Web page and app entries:
::::::

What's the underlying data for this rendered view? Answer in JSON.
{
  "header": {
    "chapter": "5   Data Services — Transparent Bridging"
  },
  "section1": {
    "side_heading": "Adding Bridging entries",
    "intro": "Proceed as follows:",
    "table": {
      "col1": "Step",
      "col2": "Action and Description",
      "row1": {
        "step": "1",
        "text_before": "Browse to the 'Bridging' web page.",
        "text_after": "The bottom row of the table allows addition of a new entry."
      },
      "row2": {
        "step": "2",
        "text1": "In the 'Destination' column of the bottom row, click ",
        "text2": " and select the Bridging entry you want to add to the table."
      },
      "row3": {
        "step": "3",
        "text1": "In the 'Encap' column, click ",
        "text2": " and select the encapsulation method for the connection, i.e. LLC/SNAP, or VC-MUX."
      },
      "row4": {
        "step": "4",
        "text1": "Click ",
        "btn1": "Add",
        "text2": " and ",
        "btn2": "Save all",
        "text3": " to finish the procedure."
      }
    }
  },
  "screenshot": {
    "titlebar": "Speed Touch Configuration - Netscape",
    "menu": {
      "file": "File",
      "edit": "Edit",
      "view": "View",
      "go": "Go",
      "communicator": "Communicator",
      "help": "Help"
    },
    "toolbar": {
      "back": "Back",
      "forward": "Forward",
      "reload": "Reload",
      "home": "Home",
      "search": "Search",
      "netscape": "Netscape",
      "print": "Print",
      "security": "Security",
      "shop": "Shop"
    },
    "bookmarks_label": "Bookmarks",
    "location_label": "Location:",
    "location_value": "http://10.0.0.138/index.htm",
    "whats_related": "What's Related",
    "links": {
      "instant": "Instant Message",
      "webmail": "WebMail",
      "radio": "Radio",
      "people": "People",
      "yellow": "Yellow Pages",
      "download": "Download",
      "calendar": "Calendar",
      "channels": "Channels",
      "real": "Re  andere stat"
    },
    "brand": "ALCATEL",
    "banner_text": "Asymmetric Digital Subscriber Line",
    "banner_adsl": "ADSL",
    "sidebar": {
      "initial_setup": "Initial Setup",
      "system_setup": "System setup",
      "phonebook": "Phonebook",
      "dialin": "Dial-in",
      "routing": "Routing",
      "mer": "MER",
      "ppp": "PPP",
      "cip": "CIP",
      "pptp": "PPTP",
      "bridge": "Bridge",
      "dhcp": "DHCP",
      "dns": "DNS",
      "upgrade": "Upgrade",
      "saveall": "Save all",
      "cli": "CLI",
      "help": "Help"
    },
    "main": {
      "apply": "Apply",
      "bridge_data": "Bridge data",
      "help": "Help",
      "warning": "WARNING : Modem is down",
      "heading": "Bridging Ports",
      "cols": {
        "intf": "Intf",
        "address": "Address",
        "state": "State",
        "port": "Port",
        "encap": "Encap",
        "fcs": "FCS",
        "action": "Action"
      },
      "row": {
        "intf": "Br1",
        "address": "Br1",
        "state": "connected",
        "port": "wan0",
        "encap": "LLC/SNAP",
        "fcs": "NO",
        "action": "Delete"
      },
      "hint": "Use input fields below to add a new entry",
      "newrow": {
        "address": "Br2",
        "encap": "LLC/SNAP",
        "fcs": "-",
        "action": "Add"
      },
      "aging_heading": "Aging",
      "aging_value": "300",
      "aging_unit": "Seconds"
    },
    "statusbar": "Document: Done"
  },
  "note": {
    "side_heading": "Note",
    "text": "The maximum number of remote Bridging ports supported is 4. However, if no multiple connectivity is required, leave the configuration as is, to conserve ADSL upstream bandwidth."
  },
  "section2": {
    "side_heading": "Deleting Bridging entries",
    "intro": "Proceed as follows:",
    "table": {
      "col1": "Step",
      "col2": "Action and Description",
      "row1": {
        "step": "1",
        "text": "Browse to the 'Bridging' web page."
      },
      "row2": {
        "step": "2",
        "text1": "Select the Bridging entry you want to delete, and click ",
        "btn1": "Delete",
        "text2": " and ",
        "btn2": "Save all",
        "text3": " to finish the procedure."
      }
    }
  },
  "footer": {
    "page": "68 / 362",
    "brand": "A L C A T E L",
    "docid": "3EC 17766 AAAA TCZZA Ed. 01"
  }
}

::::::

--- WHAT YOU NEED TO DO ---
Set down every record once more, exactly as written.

--- ANSWER FOR THIS EXERCISE ---
What's the underlying data for this rendered view? Answer in JSON.
{
  "header": {
    "chapter": "5   Data Services — Transparent Bridging"
  },
  "section1": {
    "side_heading": "Adding Bridging entries",
    "intro": "Proceed as follows:",
    "table": {
      "col1": "Step",
      "col2": "Action and Description",
      "row1": {
        "step": "1",
        "text_before": "Browse to the 'Bridging' web page.",
        "text_after": "The bottom row of the table allows addition of a new entry."
      },
      "row2": {
        "step": "2",
        "text1": "In the 'Destination' column of the bottom row, click ",
        "text2": " and select the Bridging entry you want to add to the table."
      },
      "row3": {
        "step": "3",
        "text1": "In the 'Encap' column, click ",
        "text2": " and select the encapsulation method for the connection, i.e. LLC/SNAP, or VC-MUX."
      },
      "row4": {
        "step": "4",
        "text1": "Click ",
        "btn1": "Add",
        "text2": " and ",
        "btn2": "Save all",
        "text3": " to finish the procedure."
      }
    }
  },
  "screenshot": {
    "titlebar": "Speed Touch Configuration - Netscape",
    "menu": {
      "file": "File",
      "edit": "Edit",
      "view": "View",
      "go": "Go",
      "communicator": "Communicator",
      "help": "Help"
    },
    "toolbar": {
      "back": "Back",
      "forward": "Forward",
      "reload": "Reload",
      "home": "Home",
      "search": "Search",
      "netscape": "Netscape",
      "print": "Print",
      "security": "Security",
      "shop": "Shop"
    },
    "bookmarks_label": "Bookmarks",
    "location_label": "Location:",
    "location_value": "http://10.0.0.138/index.htm",
    "whats_related": "What's Related",
    "links": {
      "instant": "Instant Message",
      "webmail": "WebMail",
      "radio": "Radio",
      "people": "People",
      "yellow": "Yellow Pages",
      "download": "Download",
      "calendar": "Calendar",
      "channels": "Channels",
      "real": "Re  andere stat"
    },
    "brand": "ALCATEL",
    "banner_text": "Asymmetric Digital Subscriber Line",
    "banner_adsl": "ADSL",
    "sidebar": {
      "initial_setup": "Initial Setup",
      "system_setup": "System setup",
      "phonebook": "Phonebook",
      "dialin": "Dial-in",
      "routing": "Routing",
      "mer": "MER",
      "ppp": "PPP",
      "cip": "CIP",
      "pptp": "PPTP",
      "bridge": "Bridge",
      "dhcp": "DHCP",
      "dns": "DNS",
      "upgrade": "Upgrade",
      "saveall": "Save all",
      "cli": "CLI",
      "help": "Help"
    },
    "main": {
      "apply": "Apply",
      "bridge_data": "Bridge data",
      "help": "Help",
      "warning": "WARNING : Modem is down",
      "heading": "Bridging Ports",
      "cols": {
        "intf": "Intf",
        "address": "Address",
        "state": "State",
        "port": "Port",
        "encap": "Encap",
        "fcs": "FCS",
        "action": "Action"
      },
      "row": {
        "intf": "Br1",
        "address": "Br1",
        "state": "connected",
        "port": "wan0",
        "encap": "LLC/SNAP",
        "fcs": "NO",
        "action": "Delete"
      },
      "hint": "Use input fields below to add a new entry",
      "newrow": {
        "address": "Br2",
        "encap": "LLC/SNAP",
        "fcs": "-",
        "action": "Add"
      },
      "aging_heading": "Aging",
      "aging_value": "300",
      "aging_unit": "Seconds"
    },
    "statusbar": "Document: Done"
  },
  "note": {
    "side_heading": "Note",
    "text": "The maximum number of remote Bridging ports supported is 4. However, if no multiple connectivity is required, leave the configuration as is, to conserve ADSL upstream bandwidth."
  },
  "section2": {
    "side_heading": "Deleting Bridging entries",
    "intro": "Proceed as follows:",
    "table": {
      "col1": "Step",
      "col2": "Action and Description",
      "row1": {
        "step": "1",
        "text": "Browse to the 'Bridging' web page."
      },
      "row2": {
        "step": "2",
        "text1": "Select the Bridging entry you want to delete, and click ",
        "btn1": "Delete",
        "text2": " and ",
        "btn2": "Save all",
        "text3": " to finish the procedure."
      }
    }
  },
  "footer": {
    "page": "68 / 362",
    "brand": "A L C A T E L",
    "docid": "3EC 17766 AAAA TCZZA Ed. 01"
  }
}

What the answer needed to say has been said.